▸ Work request
The answer must consist of each line below that holds the word "subtitle", copied as it stands.

Input data below:

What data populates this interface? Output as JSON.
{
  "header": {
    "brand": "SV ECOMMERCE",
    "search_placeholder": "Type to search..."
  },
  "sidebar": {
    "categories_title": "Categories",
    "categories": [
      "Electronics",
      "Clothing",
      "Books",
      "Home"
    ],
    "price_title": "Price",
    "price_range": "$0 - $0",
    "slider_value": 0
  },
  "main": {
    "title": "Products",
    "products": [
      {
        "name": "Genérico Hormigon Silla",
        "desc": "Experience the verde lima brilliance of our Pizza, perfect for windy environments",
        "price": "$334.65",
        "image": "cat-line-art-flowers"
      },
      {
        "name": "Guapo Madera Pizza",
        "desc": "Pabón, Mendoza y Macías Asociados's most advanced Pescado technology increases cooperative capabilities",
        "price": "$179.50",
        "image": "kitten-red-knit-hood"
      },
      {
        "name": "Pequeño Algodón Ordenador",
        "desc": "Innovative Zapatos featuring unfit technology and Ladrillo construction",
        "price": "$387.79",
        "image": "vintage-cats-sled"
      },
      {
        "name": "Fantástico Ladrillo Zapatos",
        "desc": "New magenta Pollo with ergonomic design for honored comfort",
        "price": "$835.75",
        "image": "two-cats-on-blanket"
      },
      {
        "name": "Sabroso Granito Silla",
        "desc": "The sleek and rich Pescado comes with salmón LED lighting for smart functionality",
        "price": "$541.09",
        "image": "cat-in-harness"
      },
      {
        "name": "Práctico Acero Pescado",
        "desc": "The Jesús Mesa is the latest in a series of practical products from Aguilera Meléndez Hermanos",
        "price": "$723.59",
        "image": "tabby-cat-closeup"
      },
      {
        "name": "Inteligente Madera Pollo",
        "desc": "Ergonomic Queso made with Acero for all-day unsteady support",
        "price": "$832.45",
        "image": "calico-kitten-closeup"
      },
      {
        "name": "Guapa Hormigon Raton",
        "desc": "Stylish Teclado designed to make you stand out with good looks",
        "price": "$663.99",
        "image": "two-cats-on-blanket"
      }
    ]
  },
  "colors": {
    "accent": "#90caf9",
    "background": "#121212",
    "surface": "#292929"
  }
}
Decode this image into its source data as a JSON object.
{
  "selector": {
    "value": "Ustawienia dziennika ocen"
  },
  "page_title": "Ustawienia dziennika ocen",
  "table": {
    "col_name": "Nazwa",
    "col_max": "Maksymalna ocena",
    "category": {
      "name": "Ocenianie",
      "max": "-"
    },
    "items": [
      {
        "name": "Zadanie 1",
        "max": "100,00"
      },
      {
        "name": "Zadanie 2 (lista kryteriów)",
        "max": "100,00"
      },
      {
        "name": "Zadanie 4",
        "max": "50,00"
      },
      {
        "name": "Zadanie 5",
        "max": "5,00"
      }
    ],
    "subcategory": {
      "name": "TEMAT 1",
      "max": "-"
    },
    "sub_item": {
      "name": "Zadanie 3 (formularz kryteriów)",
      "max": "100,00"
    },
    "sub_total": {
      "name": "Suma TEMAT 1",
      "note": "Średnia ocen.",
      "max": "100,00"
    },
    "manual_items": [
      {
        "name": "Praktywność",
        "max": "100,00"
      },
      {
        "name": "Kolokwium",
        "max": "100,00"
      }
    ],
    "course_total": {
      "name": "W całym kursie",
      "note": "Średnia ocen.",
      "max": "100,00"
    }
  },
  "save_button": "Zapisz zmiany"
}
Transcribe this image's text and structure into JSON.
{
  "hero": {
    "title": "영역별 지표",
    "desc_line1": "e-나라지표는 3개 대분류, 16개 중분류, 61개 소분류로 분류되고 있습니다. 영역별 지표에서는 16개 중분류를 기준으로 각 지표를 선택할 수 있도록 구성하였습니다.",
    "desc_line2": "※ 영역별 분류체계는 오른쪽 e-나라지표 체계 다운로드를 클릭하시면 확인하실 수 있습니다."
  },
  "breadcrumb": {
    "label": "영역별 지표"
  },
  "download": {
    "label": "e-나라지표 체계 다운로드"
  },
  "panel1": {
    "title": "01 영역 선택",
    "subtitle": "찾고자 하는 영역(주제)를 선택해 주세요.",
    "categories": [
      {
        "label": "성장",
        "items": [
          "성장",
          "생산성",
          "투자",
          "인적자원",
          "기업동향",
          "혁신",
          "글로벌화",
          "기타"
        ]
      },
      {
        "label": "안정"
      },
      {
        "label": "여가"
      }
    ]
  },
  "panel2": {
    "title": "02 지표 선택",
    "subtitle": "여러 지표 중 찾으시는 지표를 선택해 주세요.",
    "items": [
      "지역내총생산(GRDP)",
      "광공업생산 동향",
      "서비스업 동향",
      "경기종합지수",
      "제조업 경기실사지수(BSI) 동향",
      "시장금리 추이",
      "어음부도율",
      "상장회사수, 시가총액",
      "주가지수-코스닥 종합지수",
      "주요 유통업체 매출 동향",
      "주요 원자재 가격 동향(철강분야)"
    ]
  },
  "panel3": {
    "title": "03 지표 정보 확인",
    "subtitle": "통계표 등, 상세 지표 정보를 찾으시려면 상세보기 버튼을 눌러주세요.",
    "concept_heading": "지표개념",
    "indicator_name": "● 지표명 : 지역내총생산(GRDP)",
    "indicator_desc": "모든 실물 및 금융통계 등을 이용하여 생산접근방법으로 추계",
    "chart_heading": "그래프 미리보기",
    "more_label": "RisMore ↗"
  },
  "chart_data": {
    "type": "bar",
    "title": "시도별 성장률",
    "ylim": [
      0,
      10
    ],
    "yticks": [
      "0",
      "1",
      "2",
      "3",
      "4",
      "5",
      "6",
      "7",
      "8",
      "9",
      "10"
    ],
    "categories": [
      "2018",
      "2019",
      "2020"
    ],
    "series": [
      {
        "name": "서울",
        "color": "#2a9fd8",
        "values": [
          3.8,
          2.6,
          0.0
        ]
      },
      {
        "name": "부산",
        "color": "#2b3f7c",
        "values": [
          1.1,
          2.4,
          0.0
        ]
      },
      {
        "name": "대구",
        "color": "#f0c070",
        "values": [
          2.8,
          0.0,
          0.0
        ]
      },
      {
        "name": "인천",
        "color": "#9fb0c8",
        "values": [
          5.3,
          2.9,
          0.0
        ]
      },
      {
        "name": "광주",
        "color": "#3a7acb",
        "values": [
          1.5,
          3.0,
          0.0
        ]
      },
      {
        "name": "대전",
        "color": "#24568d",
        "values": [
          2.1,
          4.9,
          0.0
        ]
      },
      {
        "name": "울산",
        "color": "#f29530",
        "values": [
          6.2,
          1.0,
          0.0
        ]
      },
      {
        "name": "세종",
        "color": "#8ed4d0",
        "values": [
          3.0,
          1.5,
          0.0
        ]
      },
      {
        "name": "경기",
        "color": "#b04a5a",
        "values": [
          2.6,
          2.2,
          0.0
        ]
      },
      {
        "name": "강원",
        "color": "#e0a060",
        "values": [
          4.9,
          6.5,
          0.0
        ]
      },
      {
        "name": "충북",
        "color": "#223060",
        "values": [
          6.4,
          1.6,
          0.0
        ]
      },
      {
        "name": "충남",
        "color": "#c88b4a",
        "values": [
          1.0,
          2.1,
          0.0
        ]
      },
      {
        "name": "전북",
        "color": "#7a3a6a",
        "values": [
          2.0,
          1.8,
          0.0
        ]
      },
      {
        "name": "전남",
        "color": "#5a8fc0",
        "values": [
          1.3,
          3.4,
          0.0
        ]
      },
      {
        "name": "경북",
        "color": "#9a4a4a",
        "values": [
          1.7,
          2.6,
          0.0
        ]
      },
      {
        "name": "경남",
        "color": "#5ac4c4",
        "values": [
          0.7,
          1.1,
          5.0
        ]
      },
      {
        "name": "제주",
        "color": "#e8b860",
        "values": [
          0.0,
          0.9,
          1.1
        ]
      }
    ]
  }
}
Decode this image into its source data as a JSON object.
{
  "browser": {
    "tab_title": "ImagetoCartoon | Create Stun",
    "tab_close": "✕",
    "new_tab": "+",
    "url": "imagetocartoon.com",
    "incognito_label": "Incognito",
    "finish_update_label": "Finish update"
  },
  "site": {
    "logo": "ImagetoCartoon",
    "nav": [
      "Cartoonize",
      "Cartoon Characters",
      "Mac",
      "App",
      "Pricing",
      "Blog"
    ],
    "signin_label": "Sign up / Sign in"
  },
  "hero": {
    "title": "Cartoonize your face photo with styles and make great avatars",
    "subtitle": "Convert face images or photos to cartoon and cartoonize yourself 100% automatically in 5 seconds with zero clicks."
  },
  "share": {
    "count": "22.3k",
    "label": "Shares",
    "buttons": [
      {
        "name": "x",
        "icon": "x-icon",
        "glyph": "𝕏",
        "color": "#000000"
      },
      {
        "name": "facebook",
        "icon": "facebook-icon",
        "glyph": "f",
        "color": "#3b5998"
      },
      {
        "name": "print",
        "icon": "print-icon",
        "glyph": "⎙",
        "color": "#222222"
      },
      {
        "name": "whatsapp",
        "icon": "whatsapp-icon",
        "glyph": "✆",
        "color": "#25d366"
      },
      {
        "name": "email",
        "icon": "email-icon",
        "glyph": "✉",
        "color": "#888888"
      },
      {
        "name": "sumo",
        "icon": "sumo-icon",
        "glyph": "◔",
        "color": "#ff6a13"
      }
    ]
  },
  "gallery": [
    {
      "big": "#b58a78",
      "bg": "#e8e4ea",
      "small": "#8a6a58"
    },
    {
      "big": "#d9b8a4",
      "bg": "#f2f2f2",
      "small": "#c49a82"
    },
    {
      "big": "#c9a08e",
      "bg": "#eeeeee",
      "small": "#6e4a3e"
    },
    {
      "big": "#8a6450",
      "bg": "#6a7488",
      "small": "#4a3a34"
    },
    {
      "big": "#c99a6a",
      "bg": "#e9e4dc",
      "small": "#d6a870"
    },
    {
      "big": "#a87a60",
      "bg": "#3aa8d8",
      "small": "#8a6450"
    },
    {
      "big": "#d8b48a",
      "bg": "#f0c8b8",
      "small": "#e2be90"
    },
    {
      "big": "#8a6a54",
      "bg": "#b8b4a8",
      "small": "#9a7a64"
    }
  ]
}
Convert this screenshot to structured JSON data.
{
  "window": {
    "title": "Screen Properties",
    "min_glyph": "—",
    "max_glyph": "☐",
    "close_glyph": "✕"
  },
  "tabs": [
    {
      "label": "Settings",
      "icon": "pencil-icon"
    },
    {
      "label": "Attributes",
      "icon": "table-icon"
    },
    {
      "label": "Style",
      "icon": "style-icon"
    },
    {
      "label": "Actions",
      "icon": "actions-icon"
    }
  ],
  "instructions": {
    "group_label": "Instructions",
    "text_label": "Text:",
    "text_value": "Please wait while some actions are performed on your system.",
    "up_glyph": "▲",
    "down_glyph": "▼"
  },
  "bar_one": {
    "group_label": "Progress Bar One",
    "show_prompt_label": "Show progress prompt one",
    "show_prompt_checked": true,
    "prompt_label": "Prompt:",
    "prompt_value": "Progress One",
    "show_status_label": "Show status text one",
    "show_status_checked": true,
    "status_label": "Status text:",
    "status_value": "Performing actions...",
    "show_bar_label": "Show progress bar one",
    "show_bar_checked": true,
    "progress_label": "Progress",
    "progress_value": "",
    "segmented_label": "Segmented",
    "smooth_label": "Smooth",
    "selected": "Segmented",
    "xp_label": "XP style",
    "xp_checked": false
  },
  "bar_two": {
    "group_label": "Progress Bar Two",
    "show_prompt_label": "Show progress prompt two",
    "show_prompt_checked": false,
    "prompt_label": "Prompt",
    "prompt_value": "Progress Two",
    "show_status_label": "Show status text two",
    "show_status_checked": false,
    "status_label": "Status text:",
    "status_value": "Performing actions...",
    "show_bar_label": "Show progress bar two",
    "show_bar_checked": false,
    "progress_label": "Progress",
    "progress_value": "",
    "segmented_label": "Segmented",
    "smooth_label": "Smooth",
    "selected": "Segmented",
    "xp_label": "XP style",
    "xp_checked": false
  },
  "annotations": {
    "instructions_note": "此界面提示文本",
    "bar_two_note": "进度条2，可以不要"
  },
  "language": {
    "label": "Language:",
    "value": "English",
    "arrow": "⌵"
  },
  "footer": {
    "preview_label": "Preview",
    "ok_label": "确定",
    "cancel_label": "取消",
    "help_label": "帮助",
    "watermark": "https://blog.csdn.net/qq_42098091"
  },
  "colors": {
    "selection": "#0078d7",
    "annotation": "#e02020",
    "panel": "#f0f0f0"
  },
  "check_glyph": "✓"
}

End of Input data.

▸ Written response
    "subtitle": "찾고자 하는 영역(주제)를 선택해 주세요.",
    "subtitle": "여러 지표 중 찾으시는 지표를 선택해 주세요.",
    "subtitle": "통계표 등, 상세 지표 정보를 찾으시려면 상세보기 버튼을 눌러주세요.",
    "subtitle": "Convert face images or photos to cartoon and cartoonize yourself 100% automatically in 5 seconds with zero clicks."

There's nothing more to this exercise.